[Dataset — start]

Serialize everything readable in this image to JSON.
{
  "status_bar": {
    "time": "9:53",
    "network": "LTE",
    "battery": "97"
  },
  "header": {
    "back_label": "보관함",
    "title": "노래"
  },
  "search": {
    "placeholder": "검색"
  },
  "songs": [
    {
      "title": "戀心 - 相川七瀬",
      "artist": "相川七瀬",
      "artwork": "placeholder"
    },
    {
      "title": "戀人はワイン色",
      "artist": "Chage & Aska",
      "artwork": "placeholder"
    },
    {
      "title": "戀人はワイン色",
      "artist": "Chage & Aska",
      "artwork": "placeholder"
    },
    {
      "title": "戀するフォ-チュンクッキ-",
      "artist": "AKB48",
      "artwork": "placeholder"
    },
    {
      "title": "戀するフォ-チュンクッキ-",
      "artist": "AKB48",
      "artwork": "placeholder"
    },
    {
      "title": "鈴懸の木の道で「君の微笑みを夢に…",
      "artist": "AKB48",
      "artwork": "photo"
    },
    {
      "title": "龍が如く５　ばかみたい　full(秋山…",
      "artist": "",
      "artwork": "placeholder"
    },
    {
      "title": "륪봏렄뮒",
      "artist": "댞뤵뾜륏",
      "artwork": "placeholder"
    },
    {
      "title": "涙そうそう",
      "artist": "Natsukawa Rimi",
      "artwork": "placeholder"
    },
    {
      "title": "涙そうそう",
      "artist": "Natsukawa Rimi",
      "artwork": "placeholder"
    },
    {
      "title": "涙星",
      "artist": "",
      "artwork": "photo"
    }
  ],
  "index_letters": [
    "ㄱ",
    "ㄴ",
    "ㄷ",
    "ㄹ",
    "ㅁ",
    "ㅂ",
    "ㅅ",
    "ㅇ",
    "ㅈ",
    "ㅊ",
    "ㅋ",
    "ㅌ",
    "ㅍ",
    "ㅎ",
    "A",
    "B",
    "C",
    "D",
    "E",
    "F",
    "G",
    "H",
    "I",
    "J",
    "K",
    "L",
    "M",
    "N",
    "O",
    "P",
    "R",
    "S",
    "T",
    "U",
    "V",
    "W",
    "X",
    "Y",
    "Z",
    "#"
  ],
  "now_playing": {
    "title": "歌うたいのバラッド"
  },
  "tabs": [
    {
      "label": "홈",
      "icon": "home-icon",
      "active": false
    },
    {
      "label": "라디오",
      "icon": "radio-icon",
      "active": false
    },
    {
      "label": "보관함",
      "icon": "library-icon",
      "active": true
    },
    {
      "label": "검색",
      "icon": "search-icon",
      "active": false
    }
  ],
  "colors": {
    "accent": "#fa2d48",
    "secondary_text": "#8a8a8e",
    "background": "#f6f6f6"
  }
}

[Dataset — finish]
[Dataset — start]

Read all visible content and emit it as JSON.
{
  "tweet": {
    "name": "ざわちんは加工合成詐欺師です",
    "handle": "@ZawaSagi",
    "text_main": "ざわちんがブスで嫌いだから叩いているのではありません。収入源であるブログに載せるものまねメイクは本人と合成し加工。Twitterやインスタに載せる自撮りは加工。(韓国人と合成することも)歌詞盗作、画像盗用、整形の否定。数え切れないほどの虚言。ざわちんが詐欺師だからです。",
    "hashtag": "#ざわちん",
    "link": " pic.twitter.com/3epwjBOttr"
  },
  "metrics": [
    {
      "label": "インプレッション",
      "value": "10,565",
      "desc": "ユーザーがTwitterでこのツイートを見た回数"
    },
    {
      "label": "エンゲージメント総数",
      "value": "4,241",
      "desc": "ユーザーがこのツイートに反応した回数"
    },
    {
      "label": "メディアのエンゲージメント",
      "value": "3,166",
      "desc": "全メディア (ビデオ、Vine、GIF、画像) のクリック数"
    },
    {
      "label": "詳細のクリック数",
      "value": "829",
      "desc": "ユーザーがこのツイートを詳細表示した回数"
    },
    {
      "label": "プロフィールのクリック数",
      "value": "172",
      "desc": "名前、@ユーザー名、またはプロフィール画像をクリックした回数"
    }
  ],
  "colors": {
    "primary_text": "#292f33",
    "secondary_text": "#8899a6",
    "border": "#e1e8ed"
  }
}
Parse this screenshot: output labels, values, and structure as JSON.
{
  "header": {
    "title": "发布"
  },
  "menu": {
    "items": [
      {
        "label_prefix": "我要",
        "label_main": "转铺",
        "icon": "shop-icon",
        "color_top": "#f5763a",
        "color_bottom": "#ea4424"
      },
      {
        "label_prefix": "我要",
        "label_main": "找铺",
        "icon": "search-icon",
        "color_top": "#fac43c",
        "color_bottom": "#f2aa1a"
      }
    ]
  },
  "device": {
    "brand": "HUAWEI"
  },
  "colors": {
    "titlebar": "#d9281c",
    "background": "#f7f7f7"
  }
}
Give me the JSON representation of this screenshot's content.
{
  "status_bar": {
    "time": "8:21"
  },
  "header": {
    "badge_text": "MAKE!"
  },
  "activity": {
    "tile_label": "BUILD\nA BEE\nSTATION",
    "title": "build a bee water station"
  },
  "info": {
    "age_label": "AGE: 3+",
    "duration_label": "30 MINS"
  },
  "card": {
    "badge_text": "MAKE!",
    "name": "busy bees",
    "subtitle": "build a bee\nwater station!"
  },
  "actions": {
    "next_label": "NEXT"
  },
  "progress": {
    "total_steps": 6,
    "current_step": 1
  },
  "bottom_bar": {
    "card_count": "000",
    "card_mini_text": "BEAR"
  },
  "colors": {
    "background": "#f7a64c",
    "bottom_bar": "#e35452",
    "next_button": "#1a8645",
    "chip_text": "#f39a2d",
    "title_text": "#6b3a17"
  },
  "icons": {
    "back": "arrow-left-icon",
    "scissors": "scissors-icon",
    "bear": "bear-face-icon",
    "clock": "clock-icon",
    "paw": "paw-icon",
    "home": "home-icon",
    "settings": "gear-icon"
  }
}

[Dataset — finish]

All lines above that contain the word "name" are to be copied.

Written solution:
    "name": "ざわちんは加工合成詐欺師です",
    "name": "busy bees",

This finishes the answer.